Cry of the Banshee (1970) makes no qualms as to what its aims are. Looking at its promotional poster, it would be natural to associate it with Roger Corman’s Poe films; it’s emblazoned with Edgar Allen Poe references, its main star is Vincent Price and its design is a technocolour nightmare. The film itself is about as far from Corman’s dreamlike fantasies as possible in terms of period horror and beneath its surface lies a haphazard melting pot of references and ideas that would be taken on later in much bigger and successful horror films of the era.
In simplistic terms, Gordon Hessler has created a very typical British folk horror. For some time now, I have been trying to define and pin point what exactly folk horror actually is in a number of articles which will hopefully eventually make up a book. It’s a surprisingly complex and wavering generalisation to call a film very definitely a folk horror but for now and here in this article, the meaning is very simple one; a British horror film that uses period tradition and isolated communities to bring out the horror from both within the people and from within the land.

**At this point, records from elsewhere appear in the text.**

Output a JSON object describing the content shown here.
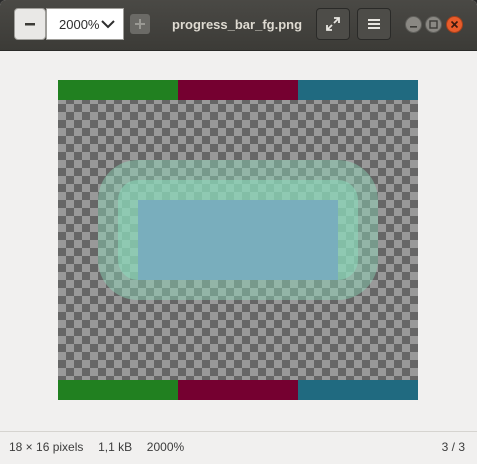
{
  "window": {
    "title": "progress_bar_fg.png"
  },
  "toolbar": {
    "zoom_value": "2000%",
    "zoom_out_icon": "minus-icon",
    "zoom_in_icon": "plus-icon",
    "zoom_dropdown_icon": "chevron-down-icon",
    "fullscreen_icon": "fullscreen-icon",
    "menu_icon": "hamburger-menu-icon"
  },
  "window_controls": {
    "minimize_icon": "minimize-icon",
    "maximize_icon": "maximize-icon",
    "close_icon": "close-icon"
  },
  "image": {
    "stripe_colors": [
      "#218020",
      "#750030",
      "#206a80"
    ],
    "inner_color": "#79aebd",
    "glow_color": "#8cd7b9"
  },
  "status": {
    "dimensions": "18 × 16 pixels",
    "size": "1,1 kB",
    "zoom": "2000%",
    "position": "3 / 3"
  }
}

From its opening scene, the film references and in some ways parodies the big folk horror of the day as well as foreseeing the next big themes of the sub-genres most successful films. From Price’s uttering of the first line “H is for heretic!” in his timeless, camp delivery, Witchfinder General (1968) is at the forefront of any viewer who has seen Michael Reeves’ gritty and unflinching film. Price seems to be playing the same Hopkins like character, the head of town trying to stamp out witchcraft and ungodly practices at any cost.
Unlike Reeves’ film though, Cry of the Banshee plays around more with the material. Whereas there is no escape from the evil born of superstition, there is far more fun to be had within Cry of the Banshee’s still quite grim world. Whether the humour is intended or not is really besides the point; a rich vein of fun, camp frivolity is to be found in the film and between the scenes of women having their clothes torn off my ravaging men, are scenes with hilariously hammy minor characters straight from Monty Python and The Holy Grail (1975).

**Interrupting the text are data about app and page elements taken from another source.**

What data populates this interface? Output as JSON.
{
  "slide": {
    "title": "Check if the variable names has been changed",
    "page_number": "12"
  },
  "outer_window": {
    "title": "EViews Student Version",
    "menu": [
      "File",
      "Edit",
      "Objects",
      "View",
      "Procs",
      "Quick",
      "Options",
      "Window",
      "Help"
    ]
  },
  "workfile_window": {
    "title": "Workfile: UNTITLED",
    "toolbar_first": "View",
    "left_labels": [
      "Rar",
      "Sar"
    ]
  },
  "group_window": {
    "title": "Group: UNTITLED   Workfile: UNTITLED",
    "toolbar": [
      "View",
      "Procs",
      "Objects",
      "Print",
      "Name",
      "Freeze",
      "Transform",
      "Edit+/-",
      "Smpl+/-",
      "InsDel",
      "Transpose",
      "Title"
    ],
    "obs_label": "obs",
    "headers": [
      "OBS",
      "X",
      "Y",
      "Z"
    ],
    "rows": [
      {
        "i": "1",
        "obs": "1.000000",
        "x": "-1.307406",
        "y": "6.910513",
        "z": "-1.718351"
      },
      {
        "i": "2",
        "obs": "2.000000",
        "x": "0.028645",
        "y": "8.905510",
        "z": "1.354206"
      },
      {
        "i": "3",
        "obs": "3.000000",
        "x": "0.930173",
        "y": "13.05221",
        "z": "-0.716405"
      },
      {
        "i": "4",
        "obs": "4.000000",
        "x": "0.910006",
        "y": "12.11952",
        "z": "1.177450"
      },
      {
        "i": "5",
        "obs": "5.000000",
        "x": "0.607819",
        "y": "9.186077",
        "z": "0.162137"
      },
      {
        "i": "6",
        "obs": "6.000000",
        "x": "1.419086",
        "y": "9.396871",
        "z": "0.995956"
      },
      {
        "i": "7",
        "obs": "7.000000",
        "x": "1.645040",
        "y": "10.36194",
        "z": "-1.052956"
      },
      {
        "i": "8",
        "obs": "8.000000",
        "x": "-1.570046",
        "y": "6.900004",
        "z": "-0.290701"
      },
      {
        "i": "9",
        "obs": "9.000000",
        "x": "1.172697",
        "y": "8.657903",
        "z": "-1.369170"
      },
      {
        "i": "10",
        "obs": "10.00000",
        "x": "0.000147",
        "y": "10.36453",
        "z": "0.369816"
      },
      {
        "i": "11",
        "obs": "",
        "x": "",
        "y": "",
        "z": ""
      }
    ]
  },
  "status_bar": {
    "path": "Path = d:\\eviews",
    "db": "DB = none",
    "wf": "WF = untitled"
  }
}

There’s no doubt that this had some influence on the Python film. Its muddy towns of absurd accusations and yokel folk no doubt made an impression on Terry Gilliam who designed Cry of the Banshee’s marvellous opening titles. If all this talk of humour is sounding a bit twee for a horror, it must be said that the film’s treatment of women is just as, if not more disturbing than Witchfinder General. This is probably the film’s most uncomfortable aspect and it’s actually difficult to see whether Hessler was trying to evoke the era or simply play into the horror cliché of having women being ravaged and tortured.
The narrative only properly kicks off after the breaking up of a heathen ceremony. The supposed banshee of the film is summoned after Price’s Lord Whitman sends his troops in to kill most of the rabble, leaving their leader Una to remember the consequences for sacrilege. It’s flimsy to say the least with characters still trying to sort out minor issues from scenes far back near the film’s start The initial presence of a rabid dog which was said to have taken a farmers sheep makes little sense other than it being coincidental to the “banshee’s” arrival half an hour later and it is things like this that perhaps explain why the film is rarely talked about when discussing the genre. One minute it’ll focus on a quite random love story while the next it’ll attempt a vague family drama, all while trying to be horrific with curses, monsters, witchcraft, torture and human evil.
To decry the film for this though misses the point. Within Cry of the Banshee can be found the groundings of what most people know as folk horror. The witchcraft elements will of course be attributed to Reeves’ film but there are more aspects in Cry of the Banshee that would crop up in later films. The worship aspects and group gestalts would be put to more dramatic and disturbing effects in Blood on Satan’s Claw (1971); a film that similarly embraces the reality of the supernatural to explain away its evils. However the purely humanistic evils found in Banshee can be seen in the sub-genre’s poster boy; The Wicker Man (1973). There’s little visually to tie in but there’s no doubt that Cry of the Banshee can be seen to be a step closer to the ultimate in folk horror madness.
Some of the performances may be colourful but the film’s horror is still strong. However the better moments come from the human evils rather than the supernatural ones. The banshee creature bares little on scenes of torture and burning which have a documentary shake to them and are just as effective as Reeves’ prolonged agonies. Coupled with some Hammer like pulp and Price’s usual villainy, a film is left that is enjoyable, flawed and surprisingly influential.